In other spots, I’m making succession happen faster – I’m planting sugar maples, chinese chestnuts and black walnuts for later use. This is both a human and ecological process – my maples and nuts are in an area where soil remediation and smaller, quicker growing species provide me with some return now. But they are also a succession plant in a familial sense – my hope is that climate change will not have advanced so far as to prevent my children from tapping them and profiting from them in 30 years. I’m thinking ahead – I’ll still be here in 30 years, of course, I hope, but I’m also trying to make the property as productive as possible for my family in the longer term.
You can use succession to actually prepare a system that doesn’t currently support particular plants – remediating soil with plants is one of the obvious ones. Fungi and some plants will take up heavy metals, while other fix nitrogen and bring up trace minerals. For example, I undersow many of my annual vegetables with white clover, which provides a living mulch and a cover crop that really takes off after the annuals are harvested, holding soil, fixing nitrogen and getting ready for the next crop.
But not only is succession a useful concept in making good use of space, but I think it is worth expanding the idea of succession into the larger concept of garden design – just as you think about what happens as your plants grow and age and change and move forward, you can think about yourself in your natural system (your home and land) and how your goals are likely to change over time.

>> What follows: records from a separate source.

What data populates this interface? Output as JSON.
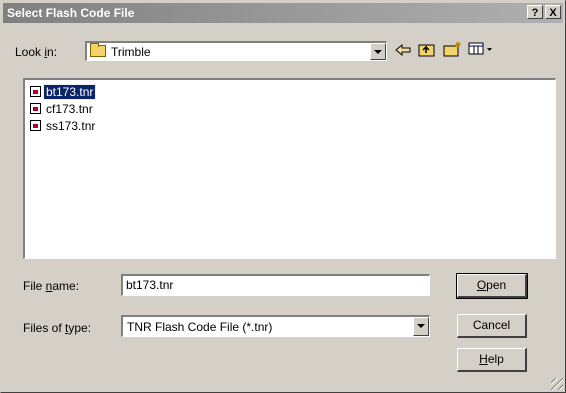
{
  "window": {
    "title": "Select Flash Code File",
    "help_btn": "?",
    "close_btn": "X"
  },
  "look_in": {
    "label_pre": "Look ",
    "label_key": "i",
    "label_post": "n:",
    "value": "Trimble"
  },
  "toolbar": {
    "back_icon": "back-arrow-icon",
    "up_icon": "up-folder-icon",
    "new_folder_icon": "new-folder-icon",
    "view_icon": "view-menu-icon"
  },
  "files": [
    {
      "name": "bt173.tnr",
      "selected": true
    },
    {
      "name": "cf173.tnr",
      "selected": false
    },
    {
      "name": "ss173.tnr",
      "selected": false
    }
  ],
  "file_name": {
    "label_pre": "File ",
    "label_key": "n",
    "label_post": "ame:",
    "value": "bt173.tnr"
  },
  "file_type": {
    "label_pre": "Files of ",
    "label_key": "t",
    "label_post": "ype:",
    "value": "TNR Flash Code File (*.tnr)"
  },
  "buttons": {
    "open_key": "O",
    "open_rest": "pen",
    "cancel": "Cancel",
    "help_key": "H",
    "help_rest": "elp"
  }
}
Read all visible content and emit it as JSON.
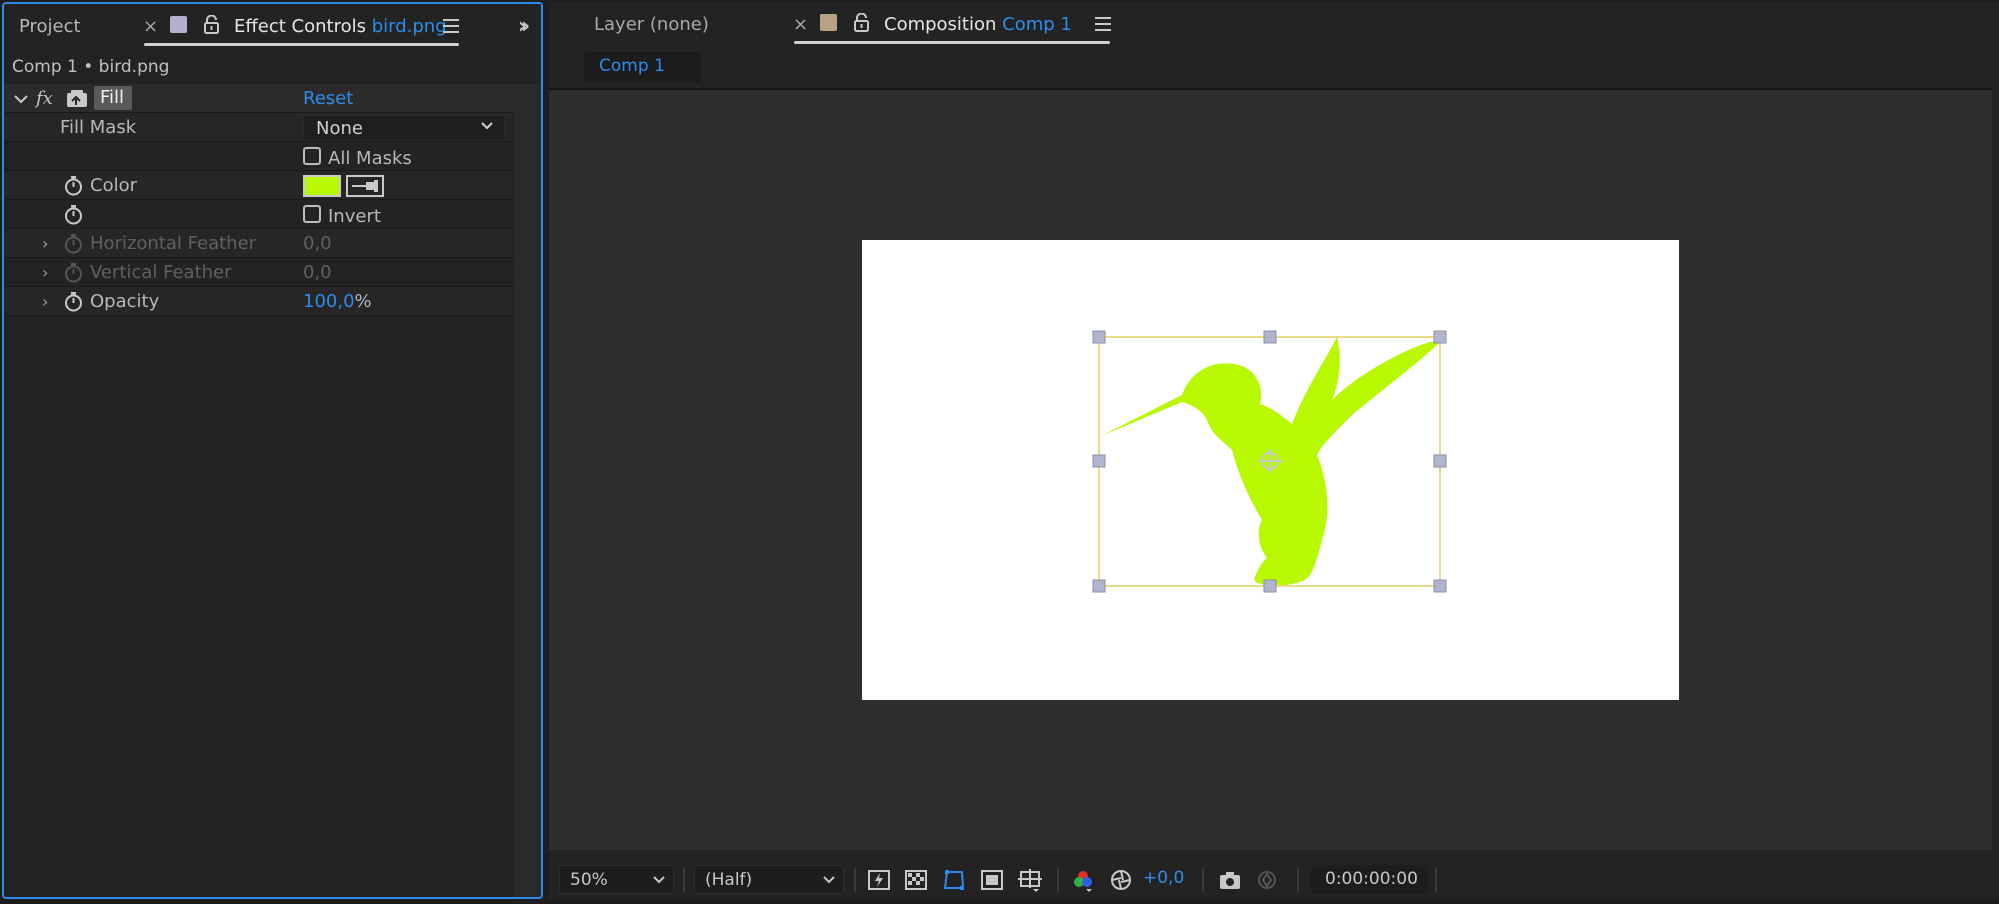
{
  "left_panel": {
    "tabs": {
      "project": "Project",
      "effect_controls_prefix": "Effect Controls",
      "effect_controls_file": "bird.png"
    },
    "breadcrumb": "Comp 1 • bird.png",
    "effect": {
      "fx_label": "fx",
      "name": "Fill",
      "reset": "Reset"
    },
    "properties": {
      "fill_mask_label": "Fill Mask",
      "fill_mask_value": "None",
      "all_masks_label": "All Masks",
      "color_label": "Color",
      "color_value": "#b8f800",
      "invert_label": "Invert",
      "horizontal_feather_label": "Horizontal Feather",
      "horizontal_feather_value": "0,0",
      "vertical_feather_label": "Vertical Feather",
      "vertical_feather_value": "0,0",
      "opacity_label": "Opacity",
      "opacity_value": "100,0",
      "opacity_unit": "%"
    }
  },
  "right_panel": {
    "tabs": {
      "layer": "Layer (none)",
      "composition_prefix": "Composition",
      "composition_name": "Comp 1"
    },
    "comp_subtab": "Comp 1",
    "bottom_bar": {
      "zoom": "50%",
      "resolution": "(Half)",
      "exposure": "+0,0",
      "timecode": "0:00:00:00"
    }
  },
  "colors": {
    "accent": "#2d8ceb",
    "effect_controls_swatch": "#b4b0d2",
    "composition_swatch": "#b8a283",
    "fill_color": "#b8f800",
    "bounding_box": "#ecdc8a",
    "handle": "#b0b4cc"
  },
  "icons": [
    "close-icon",
    "lock-icon",
    "panel-menu-icon",
    "double-chevron-icon",
    "stopwatch-icon",
    "fx-icon",
    "effect-toggle-icon",
    "eyedropper-icon",
    "chevron-down-icon",
    "fast-previews-icon",
    "transparency-grid-icon",
    "mask-path-icon",
    "region-of-interest-icon",
    "guides-icon",
    "channel-icon",
    "color-management-icon",
    "snapshot-icon",
    "show-snapshot-icon",
    "anchor-point-icon"
  ]
}
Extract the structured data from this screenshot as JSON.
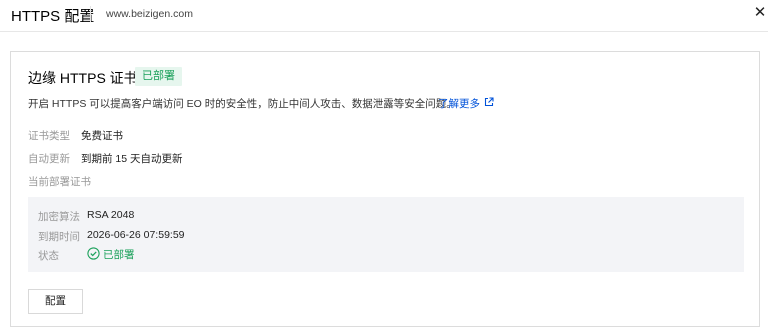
{
  "header": {
    "title": "HTTPS 配置",
    "domain": "www.beizigen.com",
    "close_icon": "✕"
  },
  "card": {
    "title": "边缘 HTTPS 证书",
    "badge": "已部署",
    "description": "开启 HTTPS 可以提高客户端访问 EO 时的安全性，防止中间人攻击、数据泄露等安全问题。",
    "learn_more": "了解更多",
    "fields": [
      {
        "label": "证书类型",
        "value": "免费证书"
      },
      {
        "label": "自动更新",
        "value": "到期前 15 天自动更新"
      },
      {
        "label": "当前部署证书",
        "value": ""
      }
    ],
    "panel": {
      "algo_label": "加密算法",
      "algo_value": "RSA 2048",
      "expire_label": "到期时间",
      "expire_value": "2026-06-26 07:59:59",
      "status_label": "状态",
      "status_value": "已部署"
    },
    "config_button": "配置"
  },
  "colors": {
    "success": "#1aa05a",
    "success_bg": "#e6f6ee",
    "link": "#0052d9",
    "panel_bg": "#f3f4f7"
  },
  "icons": {
    "close": "close-icon",
    "external": "external-link-icon",
    "status": "check-circle-icon"
  }
}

For a couple in their late 50s, for example, garden succession might be a gradual move towards lower maintenence models, and towards more physically accessible gardens – so while now it is perfectly possible for them to hoe a garden set low, they might begin the process of double digging or building up two or three high beds a year, bordered with stone or recycled plastic lumber, to allow them to garden while sitting.
The same couple may anticipate that as events progress, their grown children and grandchildren might return home – and begin looking at their home as a place that could be subdivided to give everyone private space.
Another couple, young and renting, may expect to move one or several more times before settling down, so their eye to succession may not focus so much on their particular garden, but on establishing relationships in the larger community that will benefit them in the longer term – perhaps they will want to work on expanding the local civic engagement with the food system, or building a network of community gardens. Certainly, they may want to pick up skills.
If they are living in a community where they have no close family ties, they might think about how developing “chosen family” in their community may be helpful if they choose to have children, or stay in the long term – perhaps they will want to find opportunities to meet people from other stages of life and connect with them, rather than socializing primarily in their own age group, because they are thinking about how their needs will change as they grow.
A family with young children may want to look at their space and their community with an eye to the day when their children need to make some money or learn a skill set. A single person in their 60s may want to begin looking at combining resources with a young couple or another elder to ensure a measure of security.
In the end, thinking of life, plant and human, as having a set of logical stages of succession is helpful to me because there’s so much we can do to pave the way for the next thing, the next step, or to speed things along when we haven’t prepared as much as we may want to.